Task requirements:
When you spot the word "created" in a line of the data below, copy that line.

Items from an interface collection
::::::::
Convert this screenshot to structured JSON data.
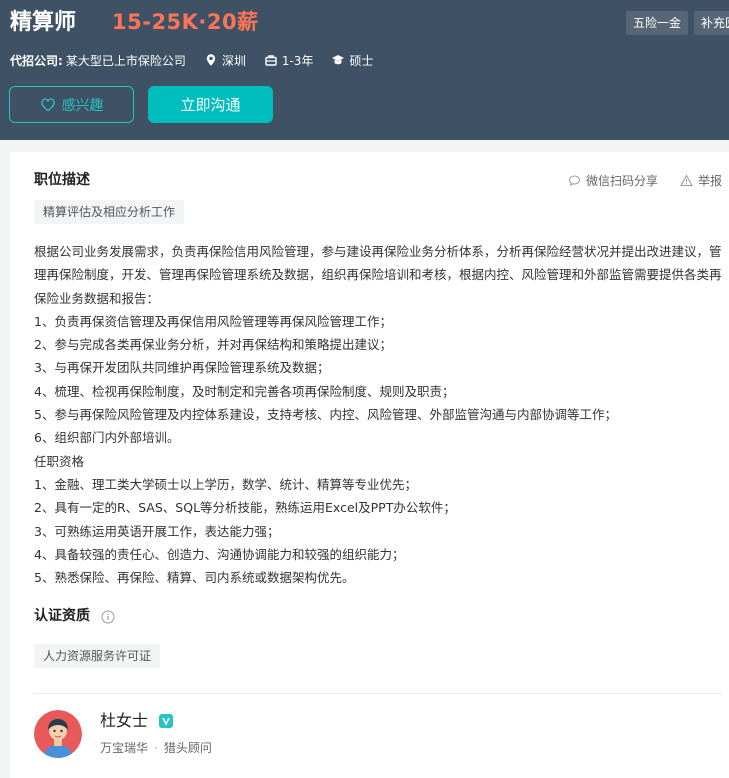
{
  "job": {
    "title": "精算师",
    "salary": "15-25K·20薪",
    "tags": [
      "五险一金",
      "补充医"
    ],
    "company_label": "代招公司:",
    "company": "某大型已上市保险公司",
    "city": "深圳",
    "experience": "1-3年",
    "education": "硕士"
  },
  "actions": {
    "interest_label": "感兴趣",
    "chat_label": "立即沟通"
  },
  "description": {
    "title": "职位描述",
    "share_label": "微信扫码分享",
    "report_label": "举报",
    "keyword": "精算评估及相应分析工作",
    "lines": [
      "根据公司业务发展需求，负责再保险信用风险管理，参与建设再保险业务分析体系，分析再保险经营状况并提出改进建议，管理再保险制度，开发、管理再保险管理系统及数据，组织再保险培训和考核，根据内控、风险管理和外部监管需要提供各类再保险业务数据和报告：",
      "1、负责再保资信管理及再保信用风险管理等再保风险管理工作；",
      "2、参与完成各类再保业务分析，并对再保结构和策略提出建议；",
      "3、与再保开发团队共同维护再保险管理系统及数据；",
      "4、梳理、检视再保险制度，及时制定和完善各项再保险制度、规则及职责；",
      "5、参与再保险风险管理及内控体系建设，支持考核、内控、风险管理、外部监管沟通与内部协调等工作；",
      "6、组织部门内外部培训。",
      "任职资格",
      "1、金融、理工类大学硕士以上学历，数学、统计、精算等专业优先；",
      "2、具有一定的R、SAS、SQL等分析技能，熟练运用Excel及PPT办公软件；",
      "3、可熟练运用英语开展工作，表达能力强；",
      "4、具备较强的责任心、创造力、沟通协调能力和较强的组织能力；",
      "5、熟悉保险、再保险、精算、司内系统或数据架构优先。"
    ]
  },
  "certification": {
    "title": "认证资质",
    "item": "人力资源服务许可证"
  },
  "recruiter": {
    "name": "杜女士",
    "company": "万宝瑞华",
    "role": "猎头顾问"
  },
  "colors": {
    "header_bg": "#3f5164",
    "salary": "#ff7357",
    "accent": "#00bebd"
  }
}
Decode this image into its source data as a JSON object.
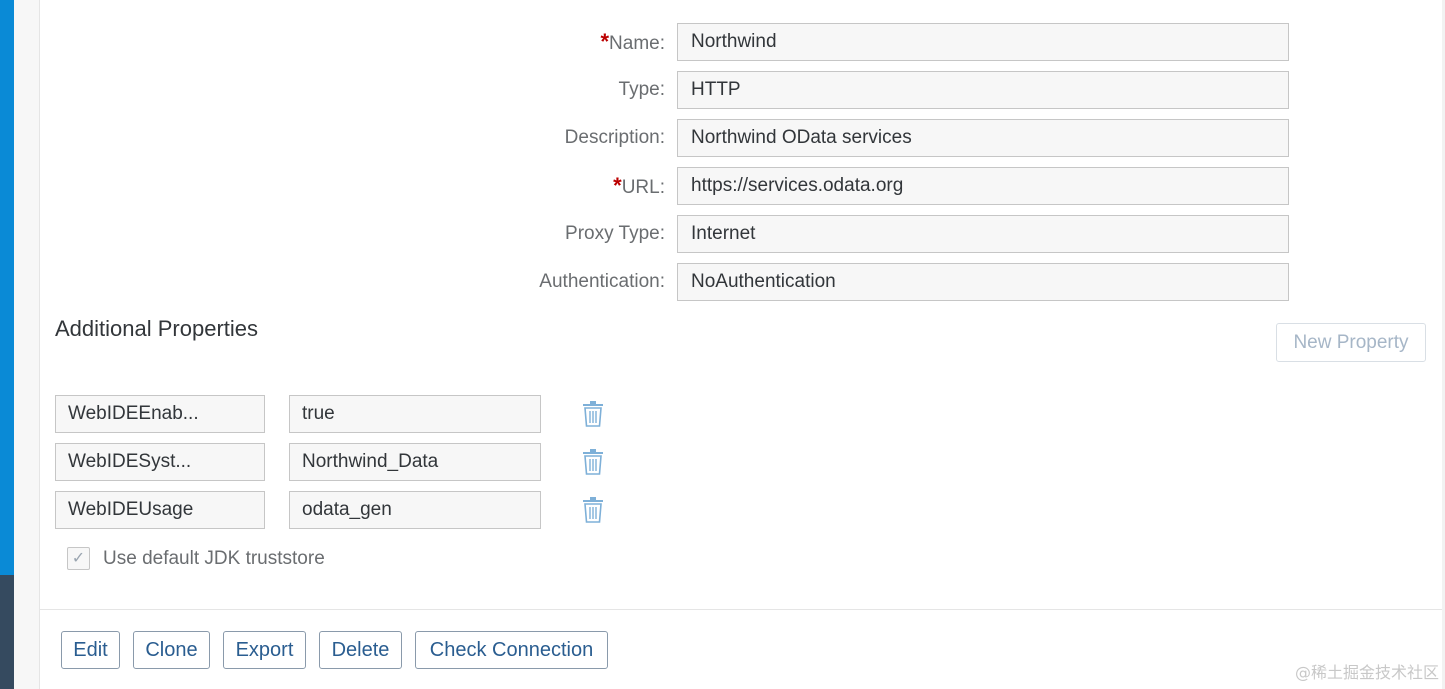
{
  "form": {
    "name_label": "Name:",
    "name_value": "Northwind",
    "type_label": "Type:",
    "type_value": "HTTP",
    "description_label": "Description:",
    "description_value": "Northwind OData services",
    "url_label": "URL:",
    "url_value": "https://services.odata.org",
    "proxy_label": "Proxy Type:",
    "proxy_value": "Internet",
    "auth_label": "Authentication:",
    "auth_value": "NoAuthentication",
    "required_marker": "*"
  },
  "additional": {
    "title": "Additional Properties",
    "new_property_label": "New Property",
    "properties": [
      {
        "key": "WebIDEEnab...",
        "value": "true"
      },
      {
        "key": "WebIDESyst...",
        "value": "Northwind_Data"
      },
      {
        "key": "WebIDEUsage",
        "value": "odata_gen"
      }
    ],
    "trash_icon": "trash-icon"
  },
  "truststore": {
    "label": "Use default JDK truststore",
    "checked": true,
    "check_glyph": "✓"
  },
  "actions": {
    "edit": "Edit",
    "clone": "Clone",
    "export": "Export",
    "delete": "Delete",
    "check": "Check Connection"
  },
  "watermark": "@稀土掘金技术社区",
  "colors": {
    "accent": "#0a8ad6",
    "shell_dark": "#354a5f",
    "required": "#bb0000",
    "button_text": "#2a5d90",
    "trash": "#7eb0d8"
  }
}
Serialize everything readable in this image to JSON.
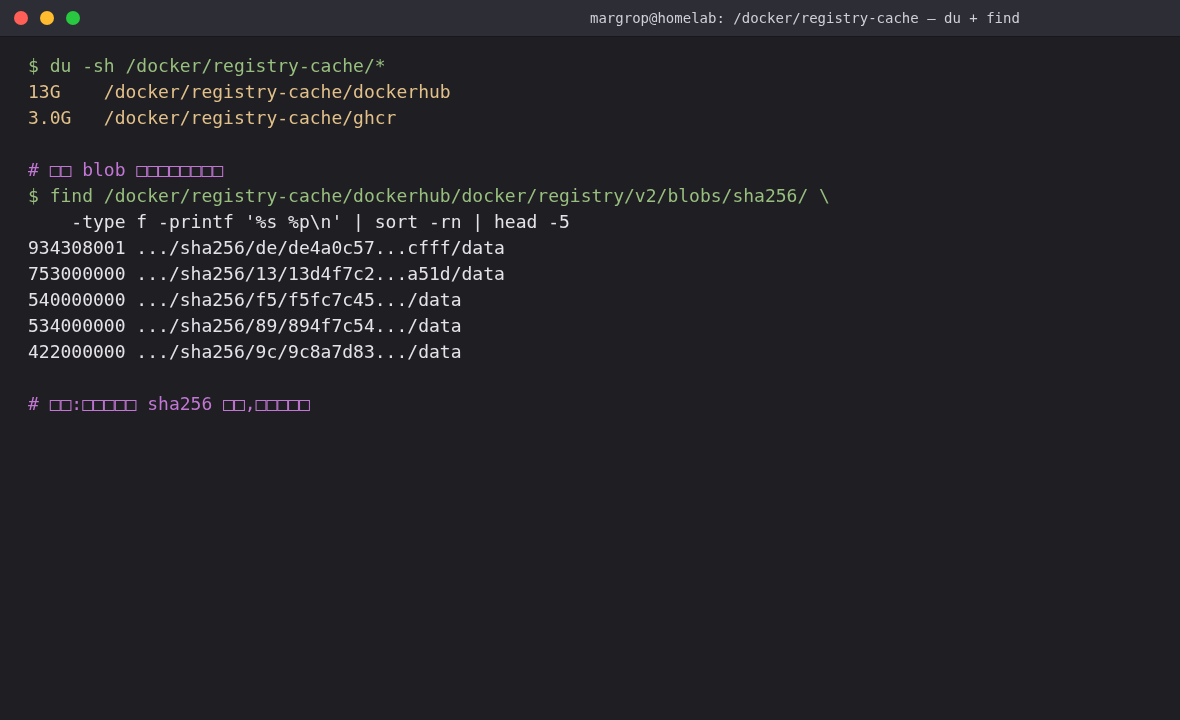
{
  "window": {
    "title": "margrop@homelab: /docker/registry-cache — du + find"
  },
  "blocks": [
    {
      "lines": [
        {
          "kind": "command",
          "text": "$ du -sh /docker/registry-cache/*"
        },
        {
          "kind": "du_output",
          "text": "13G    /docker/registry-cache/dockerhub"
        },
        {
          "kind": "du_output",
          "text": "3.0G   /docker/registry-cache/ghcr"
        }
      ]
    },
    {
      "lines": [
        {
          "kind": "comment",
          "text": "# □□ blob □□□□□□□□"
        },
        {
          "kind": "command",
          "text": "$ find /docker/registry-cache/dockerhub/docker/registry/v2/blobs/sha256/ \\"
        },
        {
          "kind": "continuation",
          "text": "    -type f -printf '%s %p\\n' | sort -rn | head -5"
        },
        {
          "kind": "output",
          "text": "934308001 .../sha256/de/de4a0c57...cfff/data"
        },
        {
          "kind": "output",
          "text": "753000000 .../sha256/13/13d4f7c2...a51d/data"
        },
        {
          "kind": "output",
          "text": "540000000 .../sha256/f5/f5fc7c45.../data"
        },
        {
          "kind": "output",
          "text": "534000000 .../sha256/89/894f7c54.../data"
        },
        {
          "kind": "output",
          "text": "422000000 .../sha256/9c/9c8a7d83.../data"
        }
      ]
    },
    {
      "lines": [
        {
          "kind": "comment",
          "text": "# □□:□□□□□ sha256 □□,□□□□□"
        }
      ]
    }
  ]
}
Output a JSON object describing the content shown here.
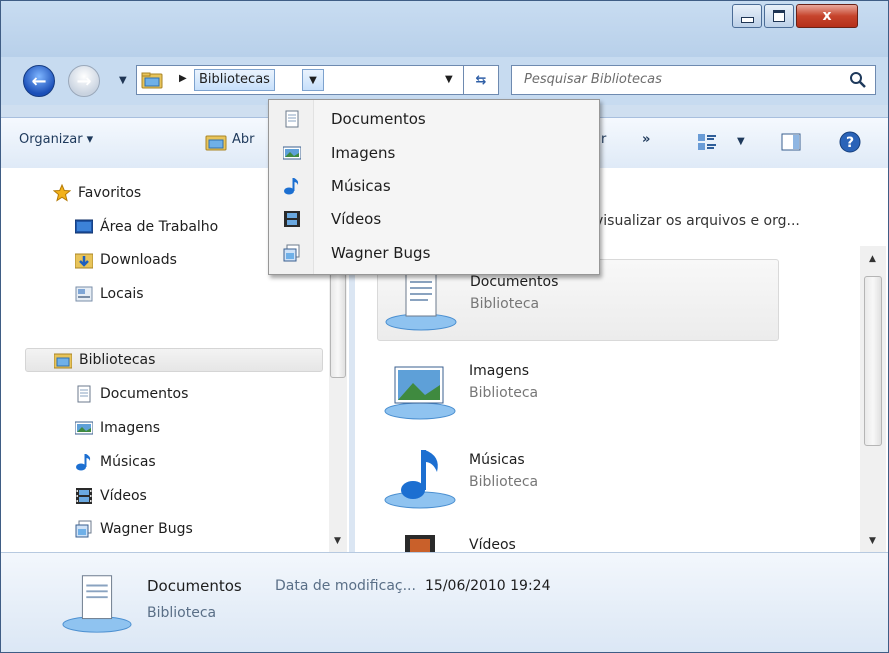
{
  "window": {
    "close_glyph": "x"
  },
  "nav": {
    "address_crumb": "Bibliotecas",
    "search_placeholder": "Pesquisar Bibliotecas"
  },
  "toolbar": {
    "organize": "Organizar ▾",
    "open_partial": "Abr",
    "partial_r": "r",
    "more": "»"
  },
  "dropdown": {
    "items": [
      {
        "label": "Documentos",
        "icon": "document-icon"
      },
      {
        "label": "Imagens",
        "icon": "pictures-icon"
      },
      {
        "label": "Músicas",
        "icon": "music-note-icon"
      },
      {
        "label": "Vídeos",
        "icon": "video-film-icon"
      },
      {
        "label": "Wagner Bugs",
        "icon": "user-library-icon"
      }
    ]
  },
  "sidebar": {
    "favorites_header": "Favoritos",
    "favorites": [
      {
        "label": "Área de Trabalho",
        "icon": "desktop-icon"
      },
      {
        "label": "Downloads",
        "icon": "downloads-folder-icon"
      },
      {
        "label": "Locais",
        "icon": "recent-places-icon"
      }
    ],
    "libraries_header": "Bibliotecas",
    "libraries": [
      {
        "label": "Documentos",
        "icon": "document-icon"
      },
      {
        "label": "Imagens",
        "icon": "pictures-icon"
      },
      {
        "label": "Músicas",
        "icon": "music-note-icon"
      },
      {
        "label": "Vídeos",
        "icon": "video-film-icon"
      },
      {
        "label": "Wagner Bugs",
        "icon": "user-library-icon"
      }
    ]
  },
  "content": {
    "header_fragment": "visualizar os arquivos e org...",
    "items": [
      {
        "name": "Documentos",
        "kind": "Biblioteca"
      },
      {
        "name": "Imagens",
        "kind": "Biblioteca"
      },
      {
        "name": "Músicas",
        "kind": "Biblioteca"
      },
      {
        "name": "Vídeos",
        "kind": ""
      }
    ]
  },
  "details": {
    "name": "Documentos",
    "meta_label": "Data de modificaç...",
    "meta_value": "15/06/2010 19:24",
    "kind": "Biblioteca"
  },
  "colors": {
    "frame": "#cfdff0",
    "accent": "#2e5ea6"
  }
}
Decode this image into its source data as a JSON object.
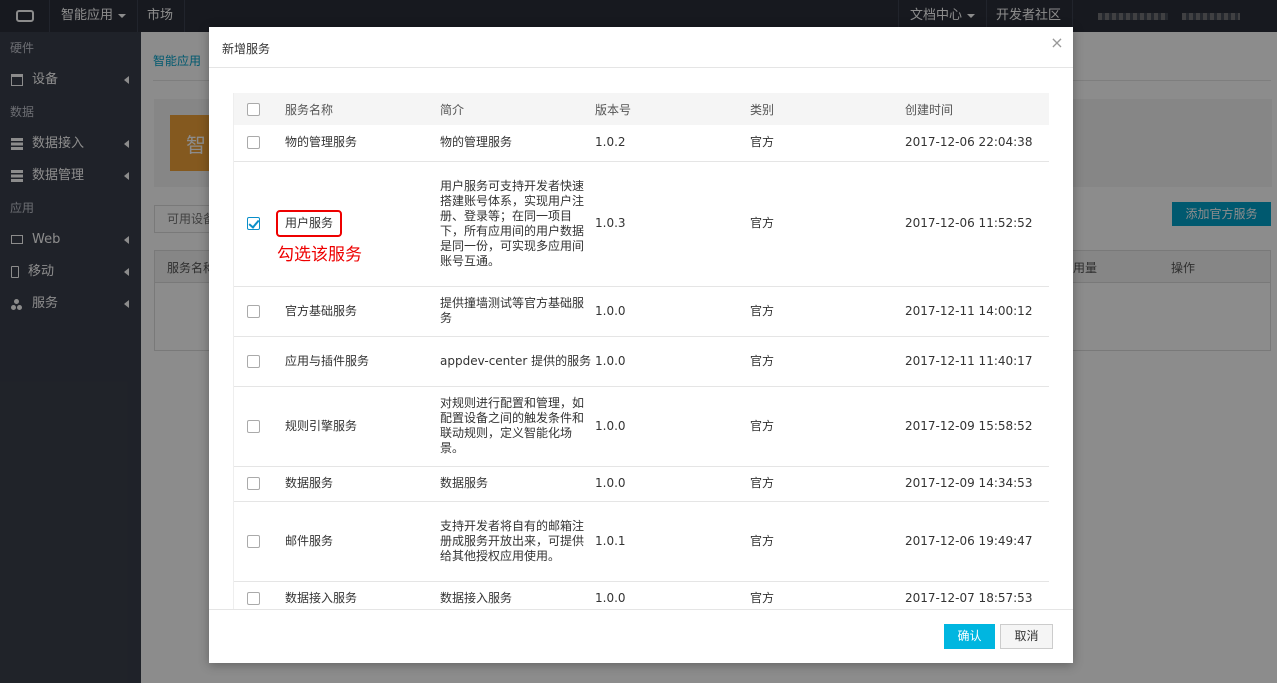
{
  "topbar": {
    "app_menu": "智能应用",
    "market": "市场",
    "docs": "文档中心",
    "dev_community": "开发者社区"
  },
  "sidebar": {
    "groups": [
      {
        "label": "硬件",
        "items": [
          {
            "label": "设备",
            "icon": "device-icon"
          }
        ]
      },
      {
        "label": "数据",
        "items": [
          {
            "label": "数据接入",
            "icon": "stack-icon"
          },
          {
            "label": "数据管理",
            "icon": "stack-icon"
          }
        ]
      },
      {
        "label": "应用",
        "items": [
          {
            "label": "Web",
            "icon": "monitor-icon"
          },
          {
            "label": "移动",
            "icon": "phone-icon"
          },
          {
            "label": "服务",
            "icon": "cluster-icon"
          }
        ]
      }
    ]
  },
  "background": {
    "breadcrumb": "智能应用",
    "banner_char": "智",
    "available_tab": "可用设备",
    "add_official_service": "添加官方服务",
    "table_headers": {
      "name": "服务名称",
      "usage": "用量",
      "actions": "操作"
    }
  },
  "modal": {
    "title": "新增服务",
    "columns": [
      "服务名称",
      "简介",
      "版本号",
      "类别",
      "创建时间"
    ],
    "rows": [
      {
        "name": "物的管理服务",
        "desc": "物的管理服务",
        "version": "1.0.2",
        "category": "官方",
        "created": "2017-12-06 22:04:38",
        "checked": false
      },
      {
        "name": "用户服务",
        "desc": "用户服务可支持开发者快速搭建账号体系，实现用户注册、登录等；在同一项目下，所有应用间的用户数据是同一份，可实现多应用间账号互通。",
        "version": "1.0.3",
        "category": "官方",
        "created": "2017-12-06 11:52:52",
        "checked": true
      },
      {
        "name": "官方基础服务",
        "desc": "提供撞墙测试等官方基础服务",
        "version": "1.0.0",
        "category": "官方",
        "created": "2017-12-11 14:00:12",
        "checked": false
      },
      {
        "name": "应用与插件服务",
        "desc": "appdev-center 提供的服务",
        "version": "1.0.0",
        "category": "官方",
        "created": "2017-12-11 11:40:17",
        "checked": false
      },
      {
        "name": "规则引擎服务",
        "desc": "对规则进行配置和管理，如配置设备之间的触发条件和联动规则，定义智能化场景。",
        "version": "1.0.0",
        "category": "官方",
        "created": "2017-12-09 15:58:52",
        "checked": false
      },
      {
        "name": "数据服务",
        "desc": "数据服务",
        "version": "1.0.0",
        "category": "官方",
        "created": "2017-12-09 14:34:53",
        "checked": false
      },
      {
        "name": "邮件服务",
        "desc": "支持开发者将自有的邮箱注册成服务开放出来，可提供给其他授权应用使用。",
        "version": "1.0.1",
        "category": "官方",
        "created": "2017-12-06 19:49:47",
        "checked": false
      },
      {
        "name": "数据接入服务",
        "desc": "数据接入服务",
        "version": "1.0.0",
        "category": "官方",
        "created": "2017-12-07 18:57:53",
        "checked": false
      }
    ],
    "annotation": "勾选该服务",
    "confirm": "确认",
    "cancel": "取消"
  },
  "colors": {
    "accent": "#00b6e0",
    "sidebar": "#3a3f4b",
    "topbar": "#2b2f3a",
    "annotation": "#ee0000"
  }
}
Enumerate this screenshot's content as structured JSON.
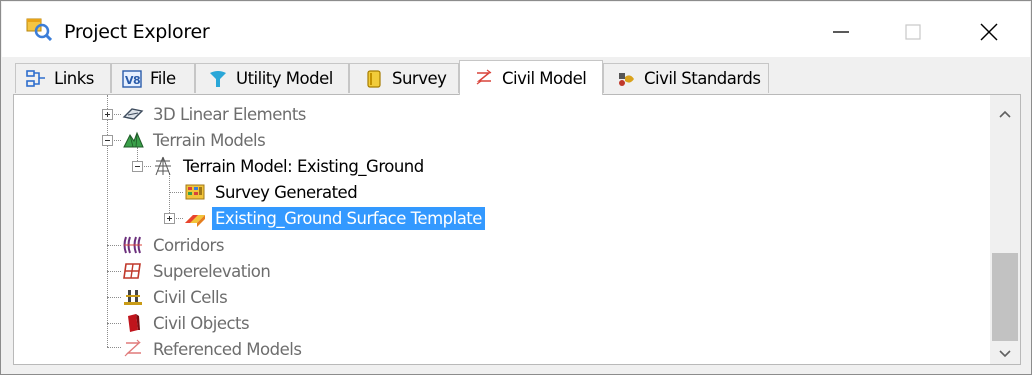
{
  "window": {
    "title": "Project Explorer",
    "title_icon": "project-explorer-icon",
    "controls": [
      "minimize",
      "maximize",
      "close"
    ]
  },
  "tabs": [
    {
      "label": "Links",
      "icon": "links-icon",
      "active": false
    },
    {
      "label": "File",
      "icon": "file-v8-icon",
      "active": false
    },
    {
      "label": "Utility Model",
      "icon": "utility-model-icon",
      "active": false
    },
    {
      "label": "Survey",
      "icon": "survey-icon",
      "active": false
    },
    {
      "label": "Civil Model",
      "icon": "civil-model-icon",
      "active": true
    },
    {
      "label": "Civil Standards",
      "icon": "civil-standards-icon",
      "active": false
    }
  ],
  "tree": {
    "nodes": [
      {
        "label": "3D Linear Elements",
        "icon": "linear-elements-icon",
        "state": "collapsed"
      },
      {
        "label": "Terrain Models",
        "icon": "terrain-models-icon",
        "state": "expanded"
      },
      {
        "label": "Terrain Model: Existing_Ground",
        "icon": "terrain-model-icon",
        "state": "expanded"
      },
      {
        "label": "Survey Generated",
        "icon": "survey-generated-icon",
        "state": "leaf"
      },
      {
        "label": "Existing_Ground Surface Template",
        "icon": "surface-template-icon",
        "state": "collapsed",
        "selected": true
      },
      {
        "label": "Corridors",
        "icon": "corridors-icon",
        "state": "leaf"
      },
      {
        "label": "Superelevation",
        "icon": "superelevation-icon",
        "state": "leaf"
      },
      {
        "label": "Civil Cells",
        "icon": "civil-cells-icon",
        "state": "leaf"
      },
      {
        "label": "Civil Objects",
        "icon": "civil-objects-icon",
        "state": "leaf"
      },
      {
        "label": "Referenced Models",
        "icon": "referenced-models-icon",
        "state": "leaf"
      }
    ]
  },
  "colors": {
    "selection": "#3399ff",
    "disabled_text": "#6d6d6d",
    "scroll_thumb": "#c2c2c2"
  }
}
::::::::
Task solution:
        "created": "2017-12-06 22:04:38",
        "created": "2017-12-06 11:52:52",
        "created": "2017-12-11 14:00:12",
        "created": "2017-12-11 11:40:17",
        "created": "2017-12-09 15:58:52",
        "created": "2017-12-09 14:34:53",
        "created": "2017-12-06 19:49:47",
        "created": "2017-12-07 18:57:53",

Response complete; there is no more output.